Annabel Bligh: That’s it for this episode of India Tomorrow from The Anthill. In our next episode, we’ll be looking at the changing role of women in Indian society.
Charu Gupta: Love Jihad was actually a jihad against love. It was a war against love you know it was this kind of mythical and violent campaign. It was emotive. It was a political fantasy.
Annabel Bligh: That’s in part 4 of this series from The Anthill, India Tomorrow. Do subscribe to The Anthill podcast so you don’t miss out. You can also sign up to our Anthill newsletter, by clicking the link in the show notes.
Annabel Bligh: You can read more of The Conversation’s coverage of India by academics around the world on theconversation.com or follow us on social media. If you’ve got any questions about issues we’ve been discussing in this series, please do get in touch via email on email@example.com or on twitter @anthillpod. We’ll be putting your questions to a panel of academics we’re lining up to discuss the election results at the end of May. And you can find a transcript of this episode, and other episodes in this series, on theconversation.com.
A big thanks to all the academics who spoke to us for this episode and to the journalism department at City University for letting us use their studios. The Anthill is produced by Gemma Ware and me, Annabel Bligh. Sound by Alex Portfelix. Lastly, an extra big thanks to my co-host, Indrajit Roy.

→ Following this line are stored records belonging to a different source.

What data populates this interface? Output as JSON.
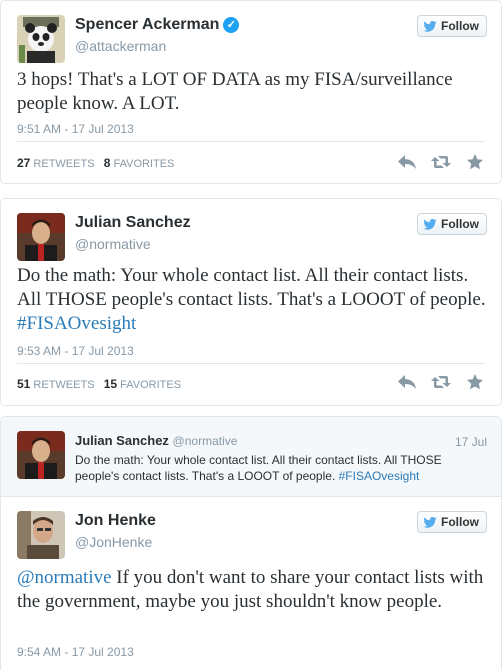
{
  "tweets": [
    {
      "name": "Spencer Ackerman",
      "handle": "@attackerman",
      "verified": true,
      "follow_label": "Follow",
      "text": "3 hops! That's a LOT OF DATA as my FISA/surveillance people know. A LOT.",
      "timestamp": "9:51 AM - 17 Jul 2013",
      "retweets": "27",
      "retweets_label": "RETWEETS",
      "favorites": "8",
      "favorites_label": "FAVORITES"
    },
    {
      "name": "Julian Sanchez",
      "handle": "@normative",
      "follow_label": "Follow",
      "text_main": "Do the math: Your whole contact list. All their contact lists. All THOSE people's contact lists. That's a LOOOT of people. ",
      "hashtag": "#FISAOvesight",
      "timestamp": "9:53 AM - 17 Jul 2013",
      "retweets": "51",
      "retweets_label": "RETWEETS",
      "favorites": "15",
      "favorites_label": "FAVORITES"
    },
    {
      "quoted": {
        "name": "Julian Sanchez",
        "handle": "@normative",
        "date": "17 Jul",
        "text_main": "Do the math: Your whole contact list. All their contact lists. All THOSE people's contact lists. That's a LOOOT of people. ",
        "hashtag": "#FISAOvesight"
      },
      "name": "Jon Henke",
      "handle": "@JonHenke",
      "follow_label": "Follow",
      "mention": "@normative",
      "text_main": " If you don't want to share your contact lists with the government, maybe you just shouldn't know people.",
      "timestamp": "9:54 AM - 17 Jul 2013"
    }
  ],
  "icons": {
    "reply": "reply-icon",
    "retweet": "retweet-icon",
    "favorite": "star-icon",
    "bird": "twitter-bird-icon",
    "verified": "verified-badge-icon"
  },
  "colors": {
    "link": "#2b7bb9",
    "verified": "#1da1f2",
    "bird": "#55acee"
  }
}
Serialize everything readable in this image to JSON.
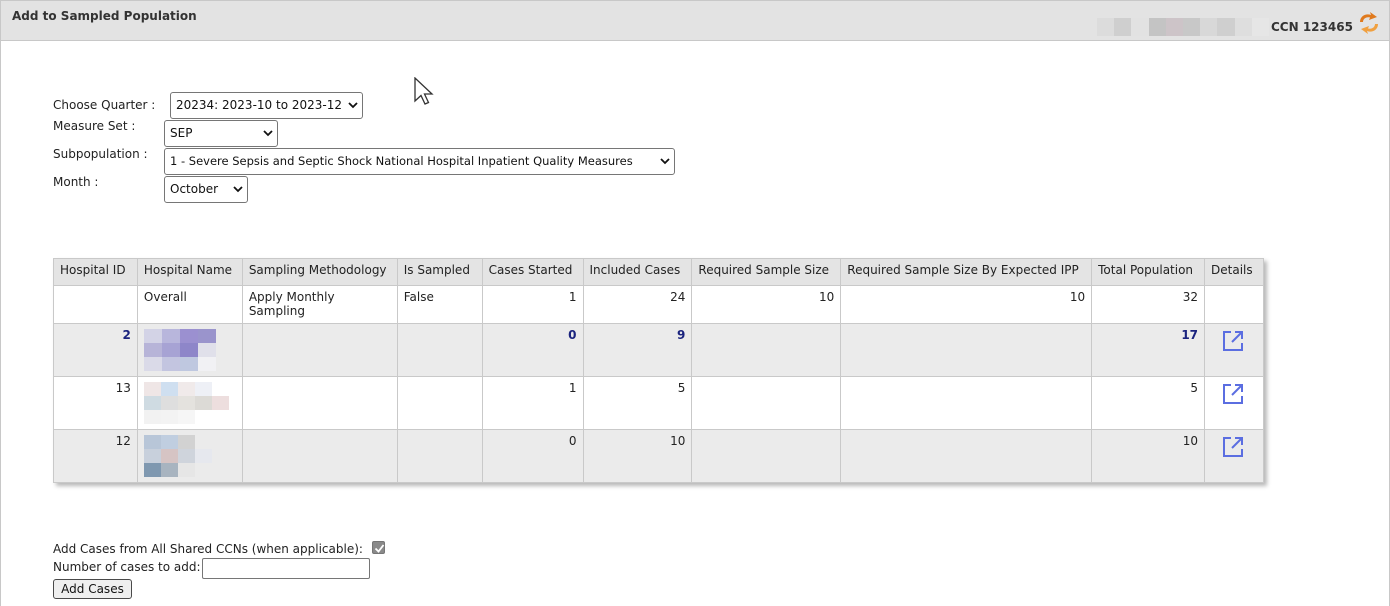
{
  "header": {
    "title": "Add to Sampled Population",
    "ccn": "CCN 123465"
  },
  "form": {
    "quarter_label": "Choose Quarter :",
    "quarter_value": "20234: 2023-10 to 2023-12",
    "measure_set_label": "Measure Set :",
    "measure_set_value": "SEP",
    "subpopulation_label": "Subpopulation :",
    "subpopulation_value": "1 - Severe Sepsis and Septic Shock National Hospital Inpatient Quality Measures",
    "month_label": "Month :",
    "month_value": "October"
  },
  "table": {
    "columns": [
      "Hospital ID",
      "Hospital Name",
      "Sampling Methodology",
      "Is Sampled",
      "Cases Started",
      "Included Cases",
      "Required Sample Size",
      "Required Sample Size By Expected IPP",
      "Total Population",
      "Details"
    ],
    "overall": {
      "hospital_id": "",
      "hospital_name": "Overall",
      "sampling_methodology": "Apply Monthly Sampling",
      "is_sampled": "False",
      "cases_started": "1",
      "included_cases": "24",
      "required_sample_size": "10",
      "required_sample_size_by_expected_ipp": "10",
      "total_population": "32"
    },
    "rows": [
      {
        "hospital_id": "2",
        "cases_started": "0",
        "included_cases": "9",
        "total_population": "17"
      },
      {
        "hospital_id": "13",
        "cases_started": "1",
        "included_cases": "5",
        "total_population": "5"
      },
      {
        "hospital_id": "12",
        "cases_started": "0",
        "included_cases": "10",
        "total_population": "10"
      }
    ]
  },
  "footer": {
    "share_label": "Add Cases from All Shared CCNs (when applicable):",
    "share_checked": true,
    "number_label": "Number of cases to add:",
    "number_value": "",
    "add_button": "Add Cases"
  },
  "colors": {
    "header_bg": "#e3e3e3",
    "table_header_bg": "#e4e4e4",
    "alt_row_bg": "#ebebeb",
    "link_blue": "#1a237e",
    "icon_blue": "#5b6ee1",
    "refresh_orange": "#e07a1e"
  },
  "icons": {
    "refresh": "refresh-icon",
    "details": "external-link-icon",
    "dropdown": "chevron-down-icon",
    "cursor": "mouse-cursor-icon"
  }
}
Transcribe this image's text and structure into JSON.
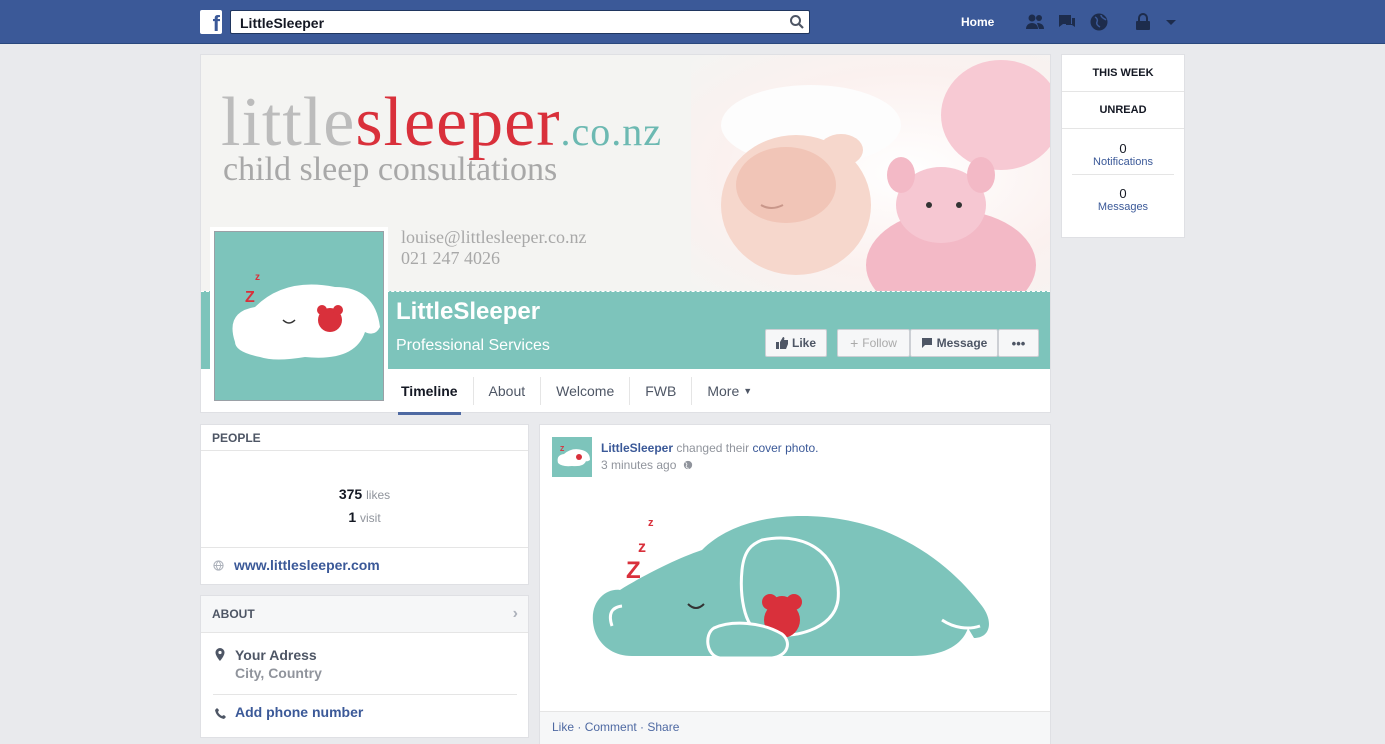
{
  "topbar": {
    "search_value": "LittleSleeper",
    "home_label": "Home"
  },
  "cover": {
    "logo_little": "little",
    "logo_sleeper": "sleeper",
    "logo_tld": ".co.nz",
    "tagline": "child sleep consultations",
    "email": "louise@littlesleeper.co.nz",
    "phone": "021 247 4026"
  },
  "page": {
    "name": "LittleSleeper",
    "category": "Professional Services",
    "buttons": {
      "like": "Like",
      "follow": "Follow",
      "message": "Message",
      "more": "•••"
    },
    "tabs": [
      "Timeline",
      "About",
      "Welcome",
      "FWB",
      "More"
    ]
  },
  "sidebar": {
    "this_week": "THIS WEEK",
    "unread": "UNREAD",
    "notifications_count": "0",
    "notifications_label": "Notifications",
    "messages_count": "0",
    "messages_label": "Messages"
  },
  "people": {
    "heading": "PEOPLE",
    "likes_count": "375",
    "likes_label": "likes",
    "visits_count": "1",
    "visits_label": "visit",
    "website": "www.littlesleeper.com"
  },
  "about": {
    "heading": "ABOUT",
    "address_line1": "Your Adress",
    "address_line2": "City, Country",
    "phone_cta": "Add phone number"
  },
  "post": {
    "author": "LittleSleeper",
    "action": "changed their",
    "object": "cover photo.",
    "time": "3 minutes ago",
    "like": "Like",
    "comment": "Comment",
    "share": "Share"
  },
  "colors": {
    "facebook_blue": "#3b5998",
    "brand_teal": "#7dc4bb",
    "brand_red": "#d9303b"
  }
}
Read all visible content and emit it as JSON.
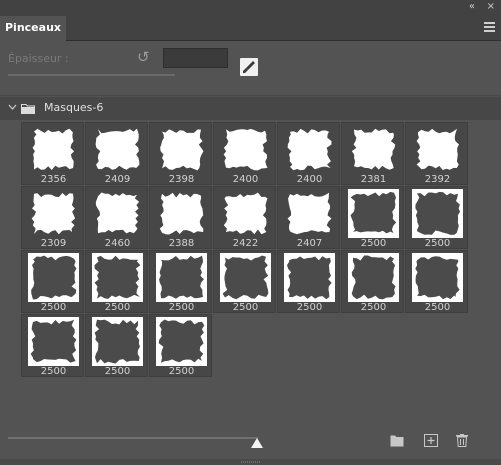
{
  "window": {
    "collapse_glyph": "«",
    "close_glyph": "×"
  },
  "panel": {
    "tab_title": "Pinceaux"
  },
  "thickness": {
    "label": "Épaisseur :"
  },
  "group": {
    "name": "Masques-6",
    "icon": "folder-icon"
  },
  "brushes": [
    "2356",
    "2409",
    "2398",
    "2400",
    "2400",
    "2381",
    "2392",
    "2309",
    "2460",
    "2388",
    "2422",
    "2407",
    "2500",
    "2500",
    "2500",
    "2500",
    "2500",
    "2500",
    "2500",
    "2500",
    "2500",
    "2500",
    "2500",
    "2500"
  ],
  "brush_style": {
    "white_tip_count": 12,
    "white_color": "#ffffff",
    "dark_color": "#4b4b4b"
  },
  "colors": {
    "panel_bg": "#535353",
    "header_bg": "#424242",
    "group_bg": "#474747"
  },
  "bottom_icons": [
    "new-group-icon",
    "new-brush-icon",
    "trash-icon"
  ]
}
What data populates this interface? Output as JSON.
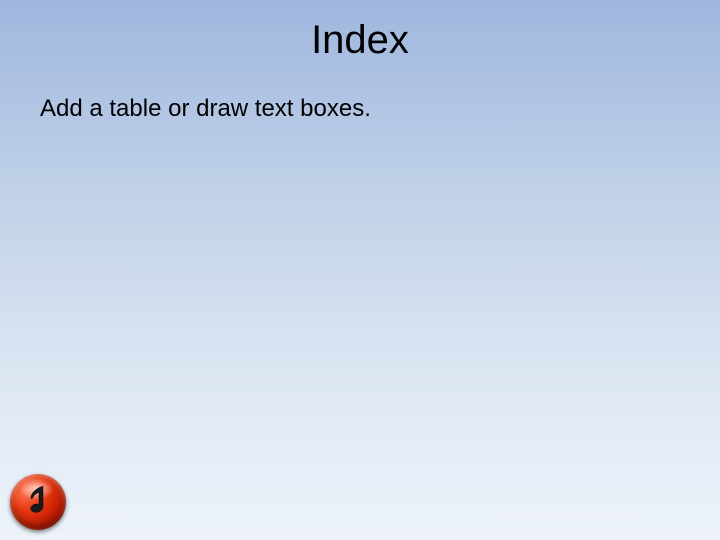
{
  "slide": {
    "title": "Index",
    "body": "Add a table or draw text boxes."
  },
  "icons": {
    "music_note": "music-note-icon"
  }
}
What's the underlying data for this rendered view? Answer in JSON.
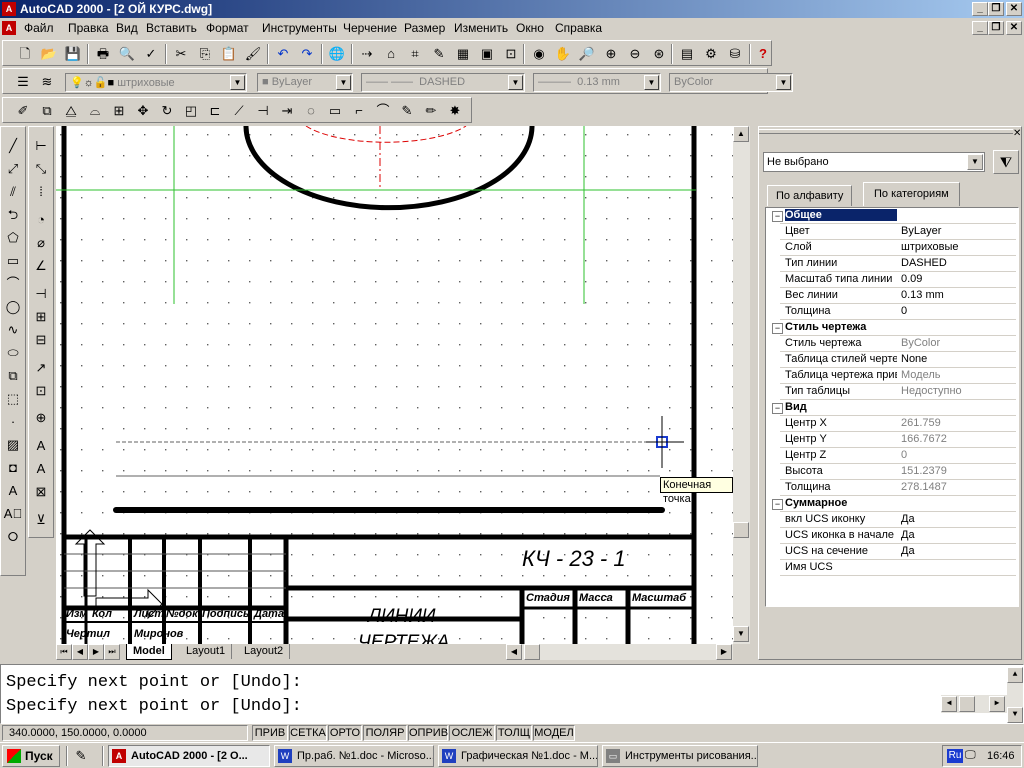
{
  "window": {
    "title": "AutoCAD 2000 - [2 ОЙ КУРС.dwg]",
    "minimize": "_",
    "restore": "❐",
    "close": "✕"
  },
  "menu": [
    {
      "label": "Файл"
    },
    {
      "label": "Правка"
    },
    {
      "label": "Вид"
    },
    {
      "label": "Вставить"
    },
    {
      "label": "Формат"
    },
    {
      "label": "Инструменты"
    },
    {
      "label": "Черчение"
    },
    {
      "label": "Размер"
    },
    {
      "label": "Изменить"
    },
    {
      "label": "Окно"
    },
    {
      "label": "Справка"
    }
  ],
  "layer_toolbar": {
    "layer": "штриховые",
    "color": "ByLayer",
    "linetype": "DASHED",
    "lineweight": "0.13 mm",
    "plotstyle": "ByColor"
  },
  "drawing": {
    "doc_code": "КЧ - 23 - 1",
    "title_line1": "ЛИНИИ",
    "title_line2": "ЧЕРТЕЖА",
    "header_stage": "Стадия",
    "header_mass": "Масса",
    "header_scale": "Масштаб",
    "row_labels": [
      "Изм",
      "Кол",
      "Лист",
      "№док",
      "Подпись",
      "Дата"
    ],
    "drafted_label": "Чертил",
    "drafted_name": "Миронов",
    "tooltip": "Конечная точка"
  },
  "layout_tabs": [
    {
      "label": "Model",
      "active": true
    },
    {
      "label": "Layout1",
      "active": false
    },
    {
      "label": "Layout2",
      "active": false
    }
  ],
  "properties": {
    "selection": "Не выбрано",
    "tab_alpha": "По алфавиту",
    "tab_category": "По категориям",
    "rows": [
      {
        "k": "Общее",
        "v": "",
        "cat": true
      },
      {
        "k": "Цвет",
        "v": "ByLayer"
      },
      {
        "k": "Слой",
        "v": "штриховые"
      },
      {
        "k": "Тип линии",
        "v": "DASHED"
      },
      {
        "k": "Масштаб типа линии",
        "v": "0.09"
      },
      {
        "k": "Вес линии",
        "v": "0.13 mm"
      },
      {
        "k": "Толщина",
        "v": "0"
      },
      {
        "k": "Стиль чертежа",
        "v": "",
        "cat": true
      },
      {
        "k": "Стиль чертежа",
        "v": "ByColor",
        "grey": true
      },
      {
        "k": "Таблица стилей черте",
        "v": "None"
      },
      {
        "k": "Таблица чертежа прив",
        "v": "Модель",
        "grey": true
      },
      {
        "k": "Тип таблицы",
        "v": "Недоступно",
        "grey": true
      },
      {
        "k": "Вид",
        "v": "",
        "cat": true
      },
      {
        "k": "Центр X",
        "v": "261.759",
        "grey": true
      },
      {
        "k": "Центр Y",
        "v": "166.7672",
        "grey": true
      },
      {
        "k": "Центр Z",
        "v": "0",
        "grey": true
      },
      {
        "k": "Высота",
        "v": "151.2379",
        "grey": true
      },
      {
        "k": "Толщина",
        "v": "278.1487",
        "grey": true
      },
      {
        "k": "Суммарное",
        "v": "",
        "cat": true
      },
      {
        "k": "вкл UCS иконку",
        "v": "Да"
      },
      {
        "k": "UCS иконка в начале к",
        "v": "Да"
      },
      {
        "k": "UCS на сечение",
        "v": "Да"
      },
      {
        "k": "Имя UCS",
        "v": ""
      }
    ]
  },
  "command": {
    "line1": "Specify next point or [Undo]:",
    "line2": "Specify next point or [Undo]:"
  },
  "status": {
    "coords": "340.0000, 150.0000, 0.0000",
    "buttons": [
      "ПРИВ",
      "СЕТКА",
      "ОРТО",
      "ПОЛЯР",
      "ОПРИВ",
      "ОСЛЕЖ",
      "ТОЛЩ",
      "МОДЕЛ"
    ]
  },
  "taskbar": {
    "start": "Пуск",
    "tasks": [
      {
        "label": "AutoCAD 2000 - [2 O...",
        "active": true
      },
      {
        "label": "Пр.раб. №1.doc - Microso..."
      },
      {
        "label": "Графическая №1.doc - M..."
      },
      {
        "label": "Инструменты рисования..."
      }
    ],
    "lang": "Ru",
    "clock": "16:46"
  }
}
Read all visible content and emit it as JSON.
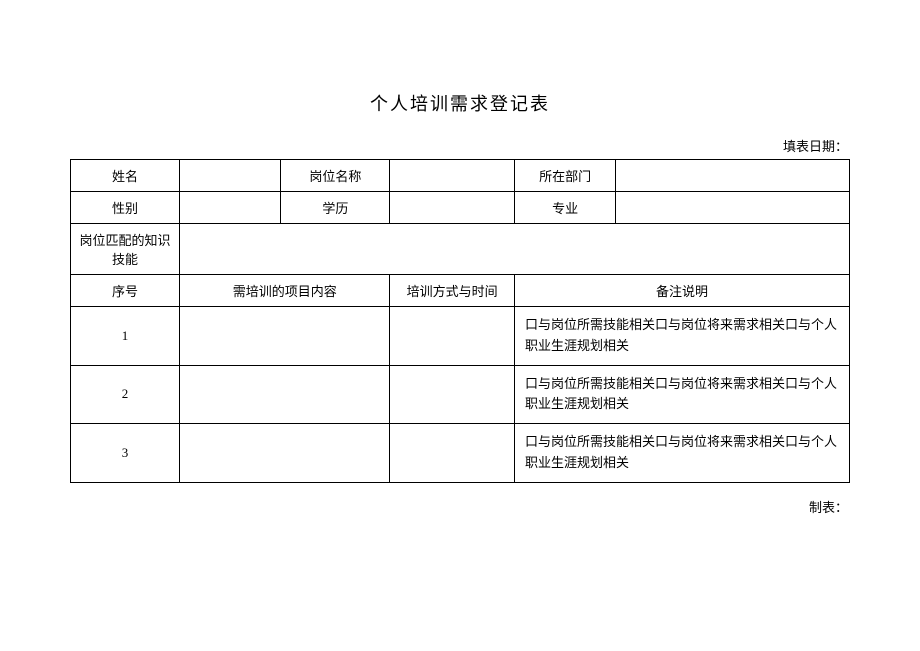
{
  "title": "个人培训需求登记表",
  "dateLabel": "填表日期：",
  "row1": {
    "label1": "姓名",
    "value1": "",
    "label2": "岗位名称",
    "value2": "",
    "label3": "所在部门",
    "value3": ""
  },
  "row2": {
    "label1": "性别",
    "value1": "",
    "label2": "学历",
    "value2": "",
    "label3": "专业",
    "value3": ""
  },
  "row3": {
    "label": "岗位匹配的知识技能",
    "value": ""
  },
  "headers": {
    "col1": "序号",
    "col2": "需培训的项目内容",
    "col3": "培训方式与时间",
    "col4": "备注说明"
  },
  "rows": [
    {
      "no": "1",
      "content": "",
      "method": "",
      "remark": "口与岗位所需技能相关口与岗位将来需求相关口与个人职业生涯规划相关"
    },
    {
      "no": "2",
      "content": "",
      "method": "",
      "remark": "口与岗位所需技能相关口与岗位将来需求相关口与个人职业生涯规划相关"
    },
    {
      "no": "3",
      "content": "",
      "method": "",
      "remark": "口与岗位所需技能相关口与岗位将来需求相关口与个人职业生涯规划相关"
    }
  ],
  "footer": "制表："
}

Indrajit Roy: Thanks Annabel. See you next week.
Annabel Bligh: Thanks for listening. Goodbye.